by Meagan Lewis, AuD
Why? That’s the first question that many have asked when I told them that we were planning to itemize our services May 1 of this year.
In fact, that’s the first question our staff asked when we started discussing the idea two years ago.
Bundling Isn’t New
We certainly aren’t the first clinic to consider itemizing or unbundling services. I personally know of several other clinics that have been itemizing for as long as 10 years. In fact, the American Academy of Audiology has published a position statement, an itemization guide, online courses, and articles in Audiology Today from 2009.
But Why Us and Why Now?
The answer to the Why question is multi-faceted, covering the gamut from transparency to value to affordability to education.
- Transparency for patients and value placed on what we do. We, like many dispensing audiologists, see transfer patients. Whether they are people who have relocated or are seeking a second opinion, they often need their current hearing aids adjusted rather than needing to purchase new instruments.
Previously, we charged a “transfer of care” fee. I found it difficult at times to explain what the charge covered. For example,
“Well Mr. So And So, I am charging to take over your care” rather than, “ I am charging you X dollars to adjust your hearing aid to a prescriptive formula that helps ensure that speech sounds are audible. I can measure that in your ear and ensure that we are maximizing the device.”
Itemizing the service helps to explain what we are doing and for what purpose, rather than lumping everything together.
- Educating the patient who hopefully educates others. Unbundling reminds me of one gentleman who initially came in for a cochlear implant evaluation. He was frustrated (well, his companion was more frustrated and insisted that he take action). He had worn hearing aids for 6 years but struggled to communicate, even in a quiet situation.
As part of the evaluation, we evaluated his current, unsatisfactory hearing aids. Unfortunately, the devices were well below target and most speech was inaudible. I explained that I could adjust the hearing aids and that the charge for doing so was X dollars. He agreed. When we were done, he said he had not heard that well in 6 years.
A former high school principal, he told his former student, now a primary care physician, that all his patients needed to be sent to our clinic because we “are using science to fit them and not our gut.” As a doctoral level profession, we should be using science. We have science degrees. There are accepted tools and protocols available to increase the accuracy of programming hearing aids, and evidence that these tools improve audibility and satisfaction.
Itemization enables us to appropriately charge for services and opens the door for explanation about what that service is.
- Affordability is also a concern for most of our patients when purchasing devices. How many times has someone said to you “I’m on a fixed budget and cost is a concern.”? Many or most.
In a bundled model, the services that we provide drive up the cost of the devices. When folks ask, “why is it so expensive?”, one piece of the answer is that our professional time is included in the device. I want to be seen as the professional and not the product.

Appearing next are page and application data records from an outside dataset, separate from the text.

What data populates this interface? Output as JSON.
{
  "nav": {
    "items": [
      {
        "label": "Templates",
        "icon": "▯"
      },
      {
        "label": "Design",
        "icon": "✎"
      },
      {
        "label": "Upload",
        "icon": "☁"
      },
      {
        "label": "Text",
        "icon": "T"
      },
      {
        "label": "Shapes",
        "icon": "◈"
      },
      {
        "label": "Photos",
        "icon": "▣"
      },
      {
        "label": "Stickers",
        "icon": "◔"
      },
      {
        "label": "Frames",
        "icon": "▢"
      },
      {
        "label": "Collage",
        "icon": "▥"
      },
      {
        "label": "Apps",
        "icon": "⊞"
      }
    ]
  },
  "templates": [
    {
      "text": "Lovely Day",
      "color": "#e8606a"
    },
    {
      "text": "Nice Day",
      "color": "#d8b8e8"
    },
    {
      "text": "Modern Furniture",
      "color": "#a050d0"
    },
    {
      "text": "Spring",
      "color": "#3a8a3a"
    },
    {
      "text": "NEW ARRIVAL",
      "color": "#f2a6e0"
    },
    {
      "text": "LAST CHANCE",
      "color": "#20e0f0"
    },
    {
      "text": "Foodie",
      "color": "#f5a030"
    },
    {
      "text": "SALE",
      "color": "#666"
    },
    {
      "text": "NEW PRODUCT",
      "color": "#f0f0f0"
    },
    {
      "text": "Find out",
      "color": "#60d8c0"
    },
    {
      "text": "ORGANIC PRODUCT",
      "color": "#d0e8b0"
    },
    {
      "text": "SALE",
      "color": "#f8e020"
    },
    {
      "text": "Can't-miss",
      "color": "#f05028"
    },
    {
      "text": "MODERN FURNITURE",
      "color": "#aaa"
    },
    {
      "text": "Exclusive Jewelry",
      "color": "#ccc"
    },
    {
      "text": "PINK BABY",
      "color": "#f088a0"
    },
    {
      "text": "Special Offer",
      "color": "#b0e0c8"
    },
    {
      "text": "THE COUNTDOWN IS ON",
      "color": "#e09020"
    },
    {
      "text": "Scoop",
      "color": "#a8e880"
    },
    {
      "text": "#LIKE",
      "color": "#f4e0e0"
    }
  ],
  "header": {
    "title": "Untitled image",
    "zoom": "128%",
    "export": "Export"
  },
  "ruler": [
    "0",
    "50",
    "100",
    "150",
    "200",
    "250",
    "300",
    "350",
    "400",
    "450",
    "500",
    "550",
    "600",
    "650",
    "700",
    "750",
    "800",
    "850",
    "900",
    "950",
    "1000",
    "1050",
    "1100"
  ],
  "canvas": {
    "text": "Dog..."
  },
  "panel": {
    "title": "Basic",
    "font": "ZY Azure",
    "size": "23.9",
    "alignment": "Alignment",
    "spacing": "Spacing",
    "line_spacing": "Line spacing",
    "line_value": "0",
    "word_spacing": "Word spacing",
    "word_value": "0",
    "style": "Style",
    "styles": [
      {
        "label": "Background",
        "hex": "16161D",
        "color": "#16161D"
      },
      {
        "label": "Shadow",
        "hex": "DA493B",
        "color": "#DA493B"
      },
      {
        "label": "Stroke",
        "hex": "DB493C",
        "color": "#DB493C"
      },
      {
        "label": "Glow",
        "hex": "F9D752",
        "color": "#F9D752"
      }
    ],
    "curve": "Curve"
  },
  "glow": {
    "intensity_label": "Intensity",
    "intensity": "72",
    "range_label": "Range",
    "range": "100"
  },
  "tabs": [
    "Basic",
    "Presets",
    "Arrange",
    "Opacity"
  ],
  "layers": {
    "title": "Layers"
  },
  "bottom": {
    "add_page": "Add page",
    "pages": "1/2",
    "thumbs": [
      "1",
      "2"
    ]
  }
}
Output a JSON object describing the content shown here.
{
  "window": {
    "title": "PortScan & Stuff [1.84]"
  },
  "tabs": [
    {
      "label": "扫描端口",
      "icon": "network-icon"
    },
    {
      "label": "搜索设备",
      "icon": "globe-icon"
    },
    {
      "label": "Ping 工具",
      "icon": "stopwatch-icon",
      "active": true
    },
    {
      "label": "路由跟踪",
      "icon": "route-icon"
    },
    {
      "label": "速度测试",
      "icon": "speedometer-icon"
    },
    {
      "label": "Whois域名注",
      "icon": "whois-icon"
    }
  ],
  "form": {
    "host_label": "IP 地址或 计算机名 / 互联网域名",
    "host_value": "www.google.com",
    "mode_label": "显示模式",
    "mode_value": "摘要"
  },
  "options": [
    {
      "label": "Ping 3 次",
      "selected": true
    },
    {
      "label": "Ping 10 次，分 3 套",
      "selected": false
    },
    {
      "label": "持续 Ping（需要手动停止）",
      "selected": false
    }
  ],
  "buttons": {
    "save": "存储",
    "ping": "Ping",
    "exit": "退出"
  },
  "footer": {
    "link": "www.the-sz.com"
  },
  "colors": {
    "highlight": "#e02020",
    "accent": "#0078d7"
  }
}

In an itemized model, I can quote the price of the device, then explain what goes into a hearing aid fitting to make the device effective. We assume when we quote a bundled cost that a person is going to come in an average number of times over the next several years. However, that’s painting with a pretty broad brush. Most long-term wearers are going to require fewer adjustments than new users. It is unfair to charge them the same price for services that they may or may not use, and doing so drives up the overall cost, making hearing aids cost prohibitive for some.
Offering the option to pay as one receives services spreads the overall cost to the patient and family out over a number of years, so that they pay for what they need.
In the next post, I’ll explore external forces that influenced our decision to unbundle.
Meagan Lewis, AuD is the manager of the audiology department at Wake Forest Baptist Medical Center, a large university and medical school based health care system in North Carolina. Wake Forest, under Meagan’s lead, is an early adopter in breaking away from a ‘bundled “price for hearing instruments. There is much interest in this topic, and Meagan has agreed to share her experiences to date, with periodic updates as the new approach settles in.
feature image from contract express